Book Club

Next gathering: Summer TBD- Shakeapeare’s Twelfth Night

Like many, I’ve long had a goal of reading classical literature – both for my own personal growth, and to enrich my homeschool. The HLN Book Club provided just the motivation, camaraderie, and accountability I needed to finally make it happen! It’s been an honor and a blessing to read, discuss, and share this journey through great books with other HLN parents and teachers. I’m thankful for the opportunity, and look forward to it continuing to be a meaningful part of my family’s HLN experience. 

-HLN Parent

HLN supports parents in continuing their own education by providing a classics book club. We employ the guiding principle of multum non multa which means “much, not many.” A modern phrasing would be “quality, not quantity.” As a classical tutorial we want to draw parents and teachers into some of the foundational texts of the classical tradition. We meet three times during the school year and once in the summer.

I’m grateful for this book club that gave me the courage to conquer this epic poem.  The Iliad was intimidating, but well worth the effort. I enjoyed reading it and learning about the culture, mythology, and military of the Greeks. Most of all, I loved getting together to discuss it with new friends over good food.  

-HLN Parent

Following the suggested Memoria Press Classical Studies sequence, each year we will focus on the following:

  • One classical studies text. These are texts that every student will read in their time at HLN and that parents may not have read, or may not have read in full, on their own. Through reading and discussion we desire to foster enjoyment and growth as well as to help parents prepare to engage with their children about these stories when the time comes. We follow a five-year cycle, but you are welcome to join in at any point.
  • One Shakespearian play. Each summer we will read the selection that will be performed the following fall at Shakespeare in the Park. HLN families have an annual back-to-school tradition of attending this play together in September. The specific play is announced each spring once selected by the Nashville Shakespeare Festival.

Pre-reading suggestions are listed beneath the text for those who are new to the stories. Almost all of these texts are part of the standard Memoria Press curriculum and are available with Teacher Guides if you need more help. Many of you will already own these materials and teacher resources in your homeschool library.


  • Year Two, 2020-2021: Homer’s Odyssey, Shakespeare TBD
    • Dates:
      • October 16th – Odyssey Books 1-8 √
      • January 8th –Odyssey Books 9-16 √
      • April 9th –Odyssey Books 17-24 **NOTE DATE CHANGE FROM 4/2**
      • July, date TBD-Shakespeare’s Twelfth Night
    • Purchase the Odyssey through Memoria Press here and the Teacher Guide as well for extra help.
    • Shakespeare play: Twelfth Night Families are encouraged to join other HLN families at a Nashville Shakespeare Festival presentation during Summer Shakespeare. Date TBD.

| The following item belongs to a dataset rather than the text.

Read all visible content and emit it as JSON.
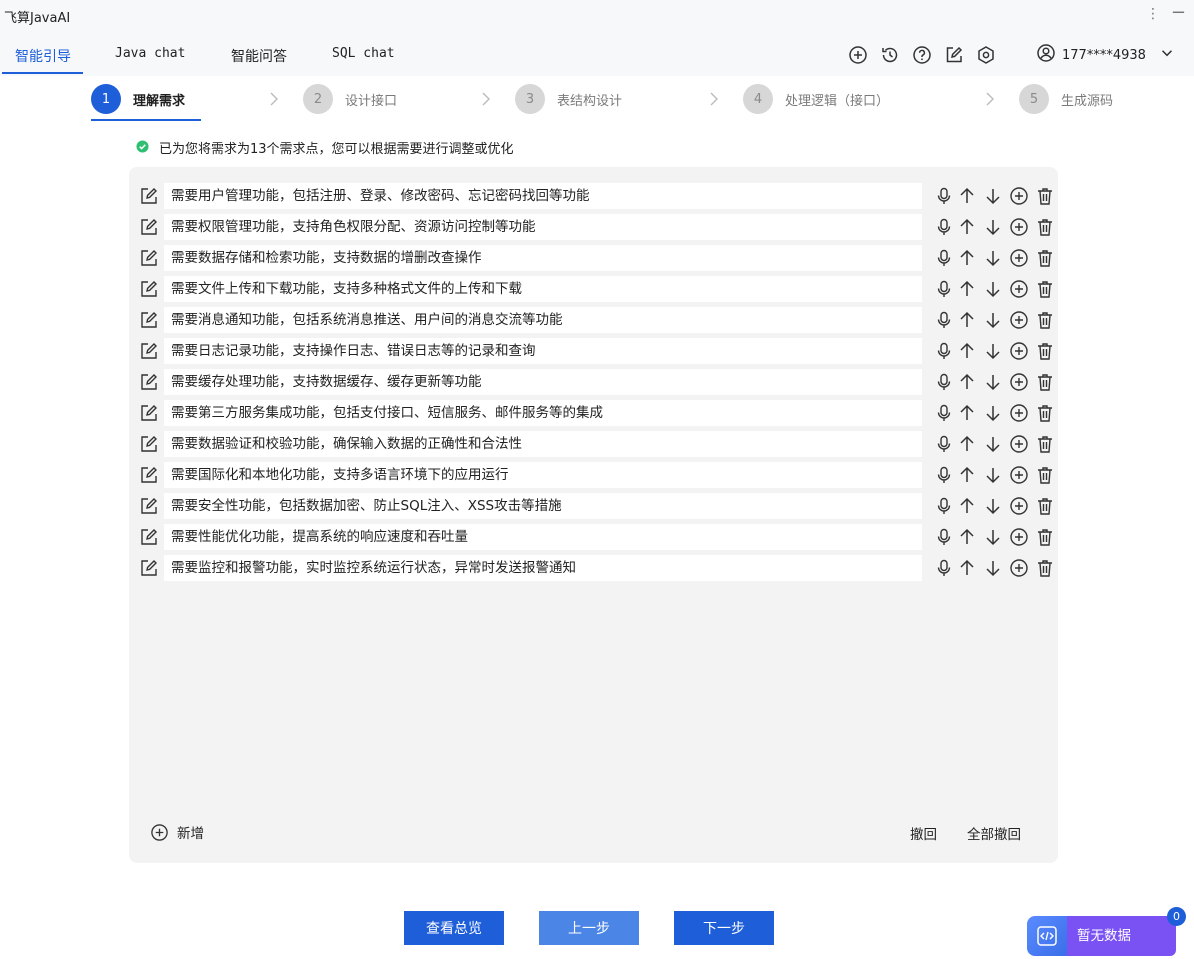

“Until a few years back, I had never read the Odyssey and never thought to do so, except in the eat-your-broccoli sense that all cultured Westerners must eventually read Homer. When my young son Matthew’s class took up the ancient Greek epic, I read along with him. It turned out to the one of the most thrilling intellectual adventures of my life, one that was even more pleasurable because it was a voyage I made with my son.”

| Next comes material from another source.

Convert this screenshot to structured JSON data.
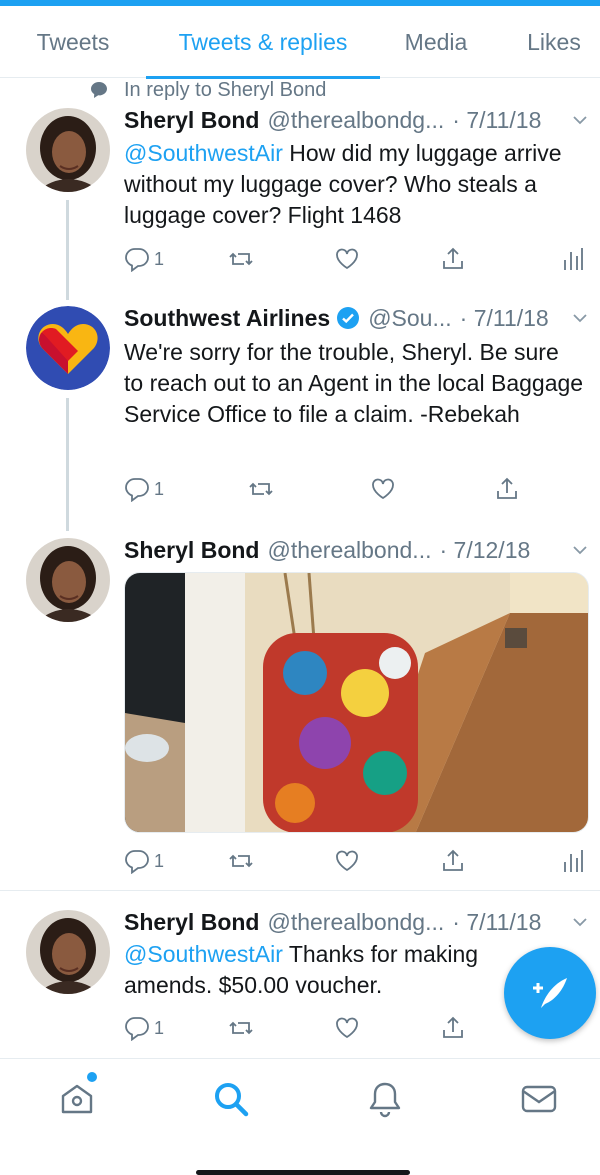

-Rod Dreher, How Dante Can Save Your Life

Year One 2024-2025, : The Iliad, Homer & Shakespeare (TBD)

  • Year One Dates:
    • October – Iliad Books 1-8
    • January – Iliad Books 9-16
    • April – Iliad Books 17-24
    • July Shakespeare’s TBD – entire play. Join us as we read aloud the play.
      • Shakespeare in the Park, dates TBD
  • A few translations of the Iliad:
    • Samuel Butler (This is the version used in the MP sets. It is both scholarly but very accessible.)
    • Richmond Lattimore
    • Robert Fagles
    • Robert Fitzgerald
    • For those who want to know more about how the translations differ, this YouTube playlist is very enjoyable.